Choosing a location:
There were many considerations when choosing a location for a seismic station. Sounds translates into the ground in waves that can be picked up by seismometers. To minimize this excess "noise" from our data it was important to consider the different possible sources of sound, such as rivers, roads, air traffic, wind, and wildlife. We also took into account the wetness of the soil for stability. Because we were in a national park, we followed the "Leave No Trace" policy by choosing pre-disturbed and secluded sites.Materials:
Breakout box cable
Firewire computer cable
12 vdc battery
1. Choose an appropriate location.
2. Prepare the site by digging a
hole large enough to contain the seismometer.
3. Place the seismometer in the waterproof bag and place it into the hole.
4. Orient the seismometer towards geographic north.
5. Connect the seismometer to the breakout box cable.
6. Set the GPS antenna in an open location where it has a clear view of the sky.
7. Connect the GPS cable to the antenna and to the breakout box.
8. Test the the output of the battery. The voltage should be between 12.5 and 13.5.
9. Attach power cable to battery and check the polarity.
10. Test the polarity at the power cable to connector, pin A- to B+. THIS IS VERY IMPORTANT!
11. Connect the power cable to the breakout box and listen for the click in the seismometer.
12. Connect the computer cable to the breakout box and the laptop.
13. Create a name specific to the station and name the device in seismic program (SCREAM).
14. Confirm the GPS setting on SCREAM.
15. Perform a "stomp test" to verify that the seismometer is working correctly.
16. Disconnect the computer cable.
17. Cover the seismometer completely with dirt, rocks, etc.
18. Cover the cables to ensure that they are protected from weather and wildlife.

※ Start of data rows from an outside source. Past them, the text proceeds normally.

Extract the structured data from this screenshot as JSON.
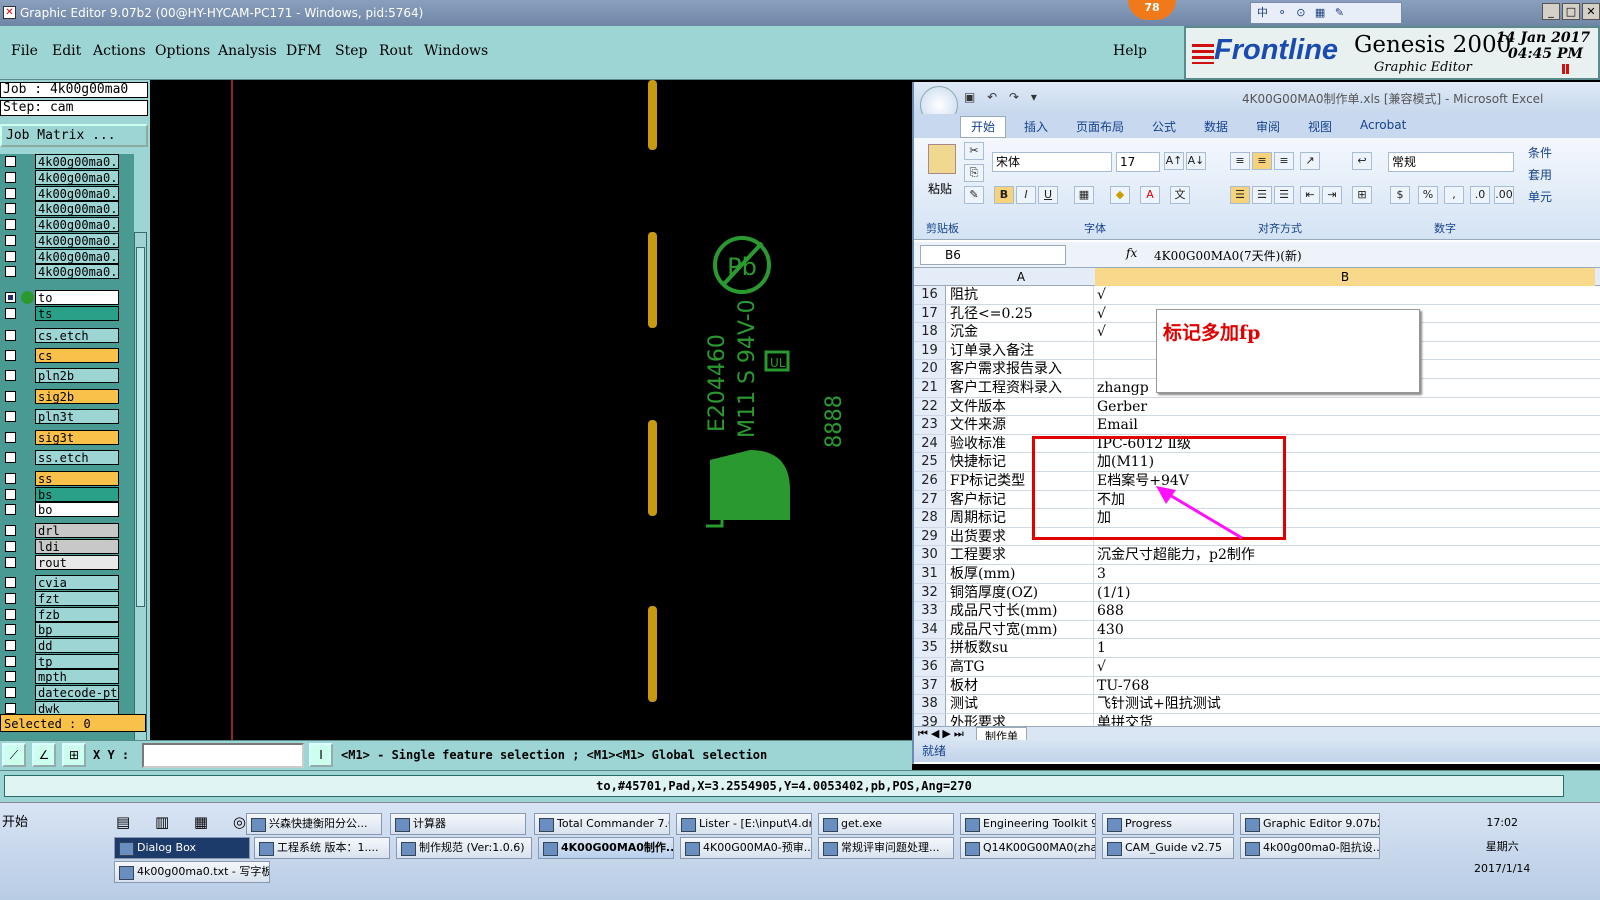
{
  "window": {
    "title": "Graphic Editor 9.07b2 (00@HY-HYCAM-PC171 - Windows, pid:5764)",
    "badge": "78",
    "ime": "中 ⚬ ⊙ ▦ ✎"
  },
  "menu": [
    "File",
    "Edit",
    "Actions",
    "Options",
    "Analysis",
    "DFM",
    "Step",
    "Rout",
    "Windows"
  ],
  "help": "Help",
  "brand": {
    "logo": "Frontline",
    "product": "Genesis 2000",
    "subtitle": "Graphic Editor",
    "date": "14 Jan 2017",
    "time": "04:45 PM"
  },
  "job": {
    "job": "Job  : 4k00g00ma0",
    "step": "Step: cam",
    "matrix": "Job Matrix ...",
    "selected": "Selected : 0"
  },
  "layers": [
    {
      "name": "4k00g00ma0.c",
      "color": "#9cd5d3"
    },
    {
      "name": "4k00g00ma0.c",
      "color": "#9cd5d3"
    },
    {
      "name": "4k00g00ma0.c",
      "color": "#9cd5d3"
    },
    {
      "name": "4k00g00ma0.c",
      "color": "#9cd5d3"
    },
    {
      "name": "4k00g00ma0.c",
      "color": "#9cd5d3"
    },
    {
      "name": "4k00g00ma0.c",
      "color": "#9cd5d3"
    },
    {
      "name": "4k00g00ma0.c",
      "color": "#9cd5d3"
    },
    {
      "name": "4k00g00ma0.c",
      "color": "#9cd5d3"
    },
    {
      "name": "to",
      "color": "#ffffff",
      "active": true
    },
    {
      "name": "ts",
      "color": "#2aa088"
    },
    {
      "name": "cs.etch",
      "color": "#9cd5d3"
    },
    {
      "name": "cs",
      "color": "#f9c04a"
    },
    {
      "name": "pln2b",
      "color": "#9cd5d3"
    },
    {
      "name": "sig2b",
      "color": "#f9c04a"
    },
    {
      "name": "pln3t",
      "color": "#9cd5d3"
    },
    {
      "name": "sig3t",
      "color": "#f9c04a"
    },
    {
      "name": "ss.etch",
      "color": "#9cd5d3"
    },
    {
      "name": "ss",
      "color": "#f9c04a"
    },
    {
      "name": "bs",
      "color": "#2aa088"
    },
    {
      "name": "bo",
      "color": "#ffffff"
    },
    {
      "name": "drl",
      "color": "#c8c8c8"
    },
    {
      "name": "ldi",
      "color": "#c8c8c8"
    },
    {
      "name": "rout",
      "color": "#e8e8e8"
    },
    {
      "name": "cvia",
      "color": "#9cd5d3"
    },
    {
      "name": "fzt",
      "color": "#9cd5d3"
    },
    {
      "name": "fzb",
      "color": "#9cd5d3"
    },
    {
      "name": "bp",
      "color": "#9cd5d3"
    },
    {
      "name": "dd",
      "color": "#9cd5d3"
    },
    {
      "name": "tp",
      "color": "#9cd5d3"
    },
    {
      "name": "mpth",
      "color": "#9cd5d3"
    },
    {
      "name": "datecode-pt",
      "color": "#9cd5d3"
    },
    {
      "name": "dwk",
      "color": "#9cd5d3"
    }
  ],
  "canvas": {
    "ul": "E204460",
    "marking": "M11 S 94V-0",
    "date": "8888",
    "pb": "Pb"
  },
  "excel": {
    "title": "4K00G00MA0制作单.xls [兼容模式] - Microsoft Excel",
    "tabs": [
      "开始",
      "插入",
      "页面布局",
      "公式",
      "数据",
      "审阅",
      "视图",
      "Acrobat"
    ],
    "font": "宋体",
    "size": "17",
    "numfmt": "常规",
    "paste": "粘贴",
    "groups": [
      "剪贴板",
      "字体",
      "对齐方式",
      "数字"
    ],
    "side": [
      "条件",
      "套用",
      "单元"
    ],
    "cellref": "B6",
    "formula": "4K00G00MA0(7天件)(新)",
    "colA": "A",
    "colB": "B",
    "rows": [
      {
        "n": "16",
        "a": "阻抗",
        "b": "√"
      },
      {
        "n": "17",
        "a": "孔径<=0.25",
        "b": "√"
      },
      {
        "n": "18",
        "a": "沉金",
        "b": "√"
      },
      {
        "n": "19",
        "a": "订单录入备注",
        "b": ""
      },
      {
        "n": "20",
        "a": "客户需求报告录入",
        "b": ""
      },
      {
        "n": "21",
        "a": "客户工程资料录入",
        "b": "zhangp"
      },
      {
        "n": "22",
        "a": "文件版本",
        "b": "Gerber"
      },
      {
        "n": "23",
        "a": "文件来源",
        "b": "Email"
      },
      {
        "n": "24",
        "a": "验收标准",
        "b": "IPC-6012 Ⅱ级"
      },
      {
        "n": "25",
        "a": "快捷标记",
        "b": "加(M11)"
      },
      {
        "n": "26",
        "a": "FP标记类型",
        "b": "E档案号+94V"
      },
      {
        "n": "27",
        "a": "客户标记",
        "b": "不加"
      },
      {
        "n": "28",
        "a": "周期标记",
        "b": "加"
      },
      {
        "n": "29",
        "a": "出货要求",
        "b": ""
      },
      {
        "n": "30",
        "a": "工程要求",
        "b": "沉金尺寸超能力，p2制作"
      },
      {
        "n": "31",
        "a": "板厚(mm)",
        "b": "3"
      },
      {
        "n": "32",
        "a": "铜箔厚度(OZ)",
        "b": "(1/1)"
      },
      {
        "n": "33",
        "a": "成品尺寸长(mm)",
        "b": "688"
      },
      {
        "n": "34",
        "a": "成品尺寸宽(mm)",
        "b": "430"
      },
      {
        "n": "35",
        "a": "拼板数su",
        "b": "1"
      },
      {
        "n": "36",
        "a": "高TG",
        "b": "√"
      },
      {
        "n": "37",
        "a": "板材",
        "b": "TU-768"
      },
      {
        "n": "38",
        "a": "测试",
        "b": "飞针测试+阻抗测试"
      },
      {
        "n": "39",
        "a": "外形要求",
        "b": "单拼交货"
      }
    ],
    "comment": "标记多加fp",
    "sheet": "制作单",
    "status": "就绪"
  },
  "cmd": {
    "xy": "X Y :",
    "hint": "<M1> - Single feature selection ; <M1><M1> Global selection"
  },
  "feature": "to,#45701,Pad,X=3.2554905,Y=4.0053402,pb,POS,Ang=270",
  "taskbar": {
    "start": "开始",
    "row1": [
      "兴森快捷衡阳分公...",
      "计算器",
      "Total Commander 7.0...",
      "Lister - [E:\\input\\4.drl]",
      "get.exe",
      "Engineering Toolkit 9....",
      "Progress",
      "Graphic Editor 9.07b2..."
    ],
    "row2": [
      "Dialog Box",
      "工程系统  版本：1....",
      "制作规范 (Ver:1.0.6)",
      "4K00G00MA0制作...",
      "4K00G00MA0-预审...",
      "常规评审问题处理...",
      "Q14K00G00MA0(zha...",
      "CAM_Guide v2.75",
      "4k00g00ma0-阻抗设..."
    ],
    "row3": [
      "4k00g00ma0.txt - 写字板"
    ],
    "time": "17:02",
    "weekday": "星期六",
    "date": "2017/1/14"
  }
}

19. Latch the watertight box to protect the battery and remaining electronics.
Note: The firewire cable is not necessary in this configuration.